However, studies have shown that moving juvenile boys out of a deprived community and placing them into a more affluent area significantly reduced the risk of them committing crime (p18)10
Tv and media:
Violence, murder and even rape are shown much more readily and in some cases, in much more detail these days. Although films are given an age rating on Videos and DVD's and are broadcast after the "watershed" on television. There are still occasions when children are watching films not recommended for their age group, especially 18 certificate.
This may be because friends parents are more "easy going" about what their children watch and let them and their friends watch inappropriate films or the child's own parents just don't care what they watch, the latter being happy that the child is "out of the way" and being quiet thus enabling the parents to get on with whatever they want to do without fuss or interruption.
Juveniles may want to copy what they seen in films, and Morrison(1997) reports the allegation that "the murderers of Jamie Bulger had been influenced by the video Child's Play 3 in the manner in which they killed the unfortunate toddler" (cited in The Oxford Handbook of Criminology p395).
It has been shown that there are many influences in a child's life, but I think family is the most important factor for any child as they grow up. A stable, loving, respectful and guiding family can be all that a child needs to guide it through a crime free life, no matter where they live, how much money the family has, or how many crime opportunities arise. If the family they live in teaches them good values and right from wrong in a consistent and loving way, the child can make an informed choice and understand that crime is not the right option.
1 Oxford Handbook of Criminology 3rd Edition - Farrington
2 p. 673 - Oxford Handbook of Criminology 3rd Edition - Farrington
3 p.670 - Oxford Handbook of Criminology 3rd Edition - Farrington
4 Crime and Society in Britain - Hazel Croall
5 p674 - Oxford Handbook of Criminology 3rd Edition
6 MORI Youth Survey 2004 - MORI - Youth Justice Board
7 MORI Youth Survey 2004 - MORI - Youth Justice Board

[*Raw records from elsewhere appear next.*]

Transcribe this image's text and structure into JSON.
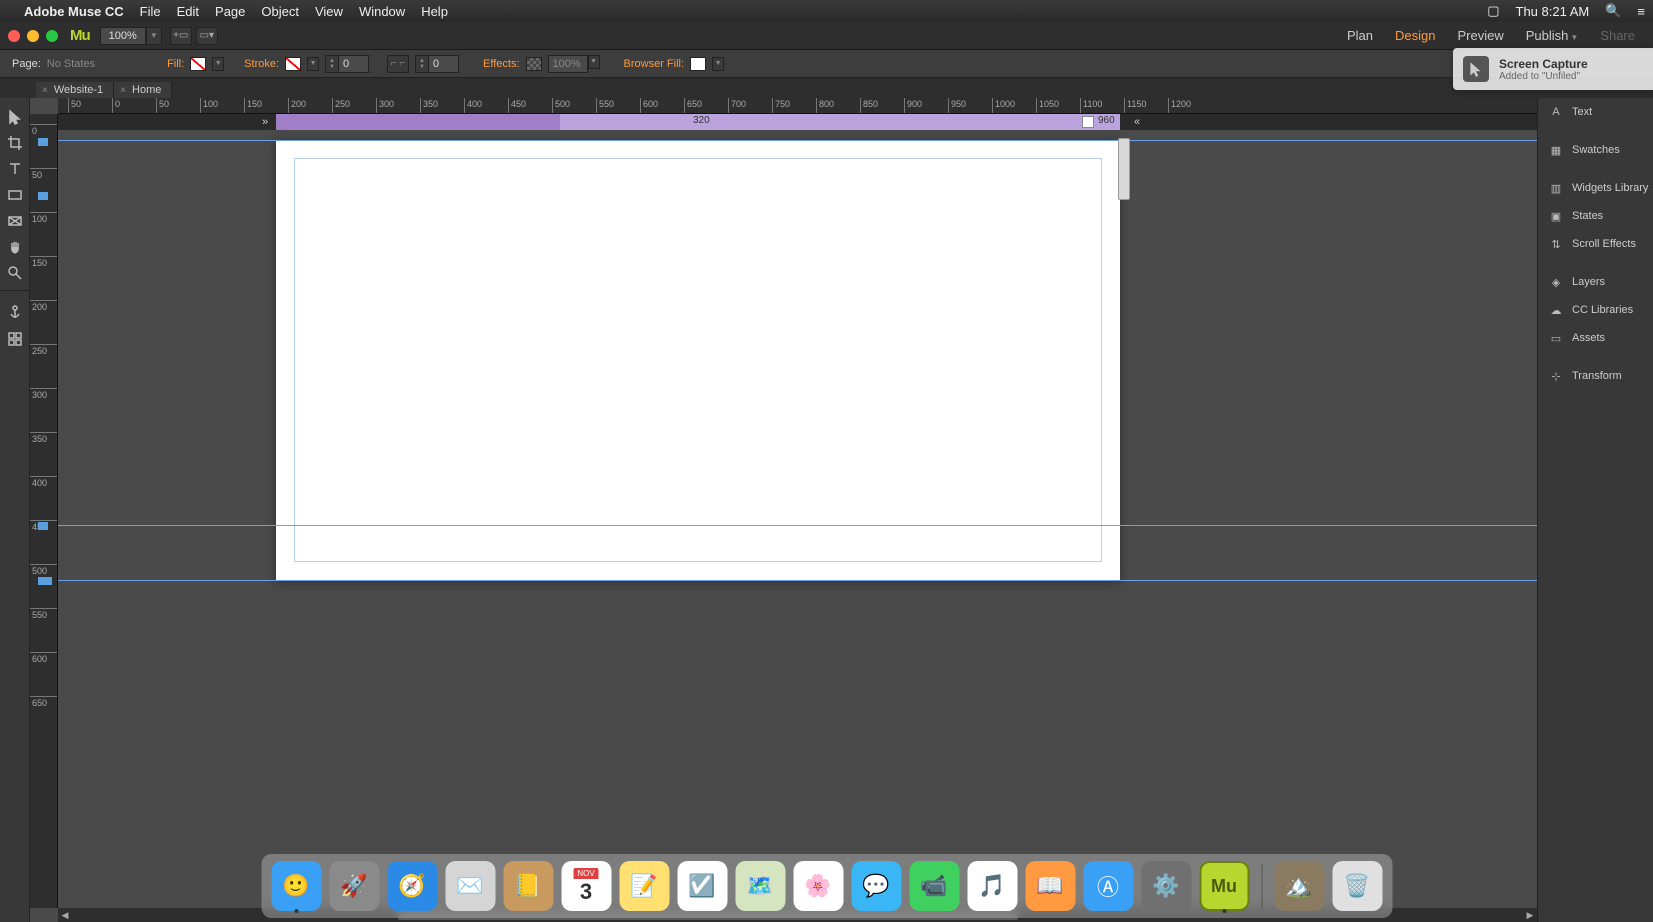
{
  "mac_menu": {
    "app_name": "Adobe Muse CC",
    "items": [
      "File",
      "Edit",
      "Page",
      "Object",
      "View",
      "Window",
      "Help"
    ],
    "clock": "Thu 8:21 AM"
  },
  "app_bar": {
    "logo": "Mu",
    "zoom": "100%",
    "modes": {
      "plan": "Plan",
      "design": "Design",
      "preview": "Preview",
      "publish": "Publish",
      "share": "Share"
    }
  },
  "props": {
    "page_label": "Page:",
    "page_state": "No States",
    "fill_label": "Fill:",
    "stroke_label": "Stroke:",
    "stroke_weight": "0",
    "corner_radius": "0",
    "effects_label": "Effects:",
    "opacity": "100%",
    "browser_fill_label": "Browser Fill:"
  },
  "tabs": [
    {
      "name": "Website-1"
    },
    {
      "name": "Home"
    }
  ],
  "breakpoints": {
    "min_label": "320",
    "max_label": "960"
  },
  "ruler_h": [
    "50",
    "0",
    "50",
    "100",
    "150",
    "200",
    "250",
    "300",
    "350",
    "400",
    "450",
    "500",
    "550",
    "600",
    "650",
    "700",
    "750",
    "800",
    "850",
    "900",
    "950",
    "1000",
    "1050",
    "1100",
    "1150",
    "1200"
  ],
  "ruler_v": [
    "0",
    "50",
    "100",
    "150",
    "200",
    "250",
    "300",
    "350",
    "400",
    "450",
    "500",
    "550",
    "600",
    "650"
  ],
  "panels": [
    "Text",
    "Swatches",
    "Widgets Library",
    "States",
    "Scroll Effects",
    "Layers",
    "CC Libraries",
    "Assets",
    "Transform"
  ],
  "toast": {
    "title": "Screen Capture",
    "sub": "Added to \"Unfiled\""
  },
  "dock": {
    "apps": [
      {
        "n": "Finder",
        "c": "#3aa0f5",
        "g": "🙂"
      },
      {
        "n": "Launchpad",
        "c": "#8a8a8a",
        "g": "🚀"
      },
      {
        "n": "Safari",
        "c": "#2a8ae5",
        "g": "🧭"
      },
      {
        "n": "Mail",
        "c": "#d5d5d5",
        "g": "✉️"
      },
      {
        "n": "Contacts",
        "c": "#c89a60",
        "g": "📒"
      },
      {
        "n": "Calendar",
        "c": "#fff",
        "g": "3",
        "badge": "NOV"
      },
      {
        "n": "Notes",
        "c": "#ffe070",
        "g": "📝"
      },
      {
        "n": "Reminders",
        "c": "#fff",
        "g": "☑️"
      },
      {
        "n": "Maps",
        "c": "#d5e5c0",
        "g": "🗺️"
      },
      {
        "n": "Photos",
        "c": "#fff",
        "g": "🌸"
      },
      {
        "n": "Messages",
        "c": "#3ab5f5",
        "g": "💬"
      },
      {
        "n": "FaceTime",
        "c": "#40d060",
        "g": "📹"
      },
      {
        "n": "iTunes",
        "c": "#fff",
        "g": "🎵"
      },
      {
        "n": "iBooks",
        "c": "#ff9a40",
        "g": "📖"
      },
      {
        "n": "AppStore",
        "c": "#3aa0f5",
        "g": "Ⓐ"
      },
      {
        "n": "Preferences",
        "c": "#707070",
        "g": "⚙️"
      },
      {
        "n": "Muse",
        "c": "#b8d62f",
        "g": "Mu"
      }
    ],
    "right": [
      {
        "n": "Folder",
        "c": "#8a7a60",
        "g": "🏔️"
      },
      {
        "n": "Trash",
        "c": "#e0e0e0",
        "g": "🗑️"
      }
    ],
    "running": [
      "Finder",
      "Muse"
    ]
  }
}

8 MORI Youth Survey 2004 - MORI - Youth Justice Board
9 Underage Drinking - Findings from the 1998-99 Youth Lifestyle Survey - Victoria Harrington
10 Risk and Protective Factors 2005 - Youth Justice Board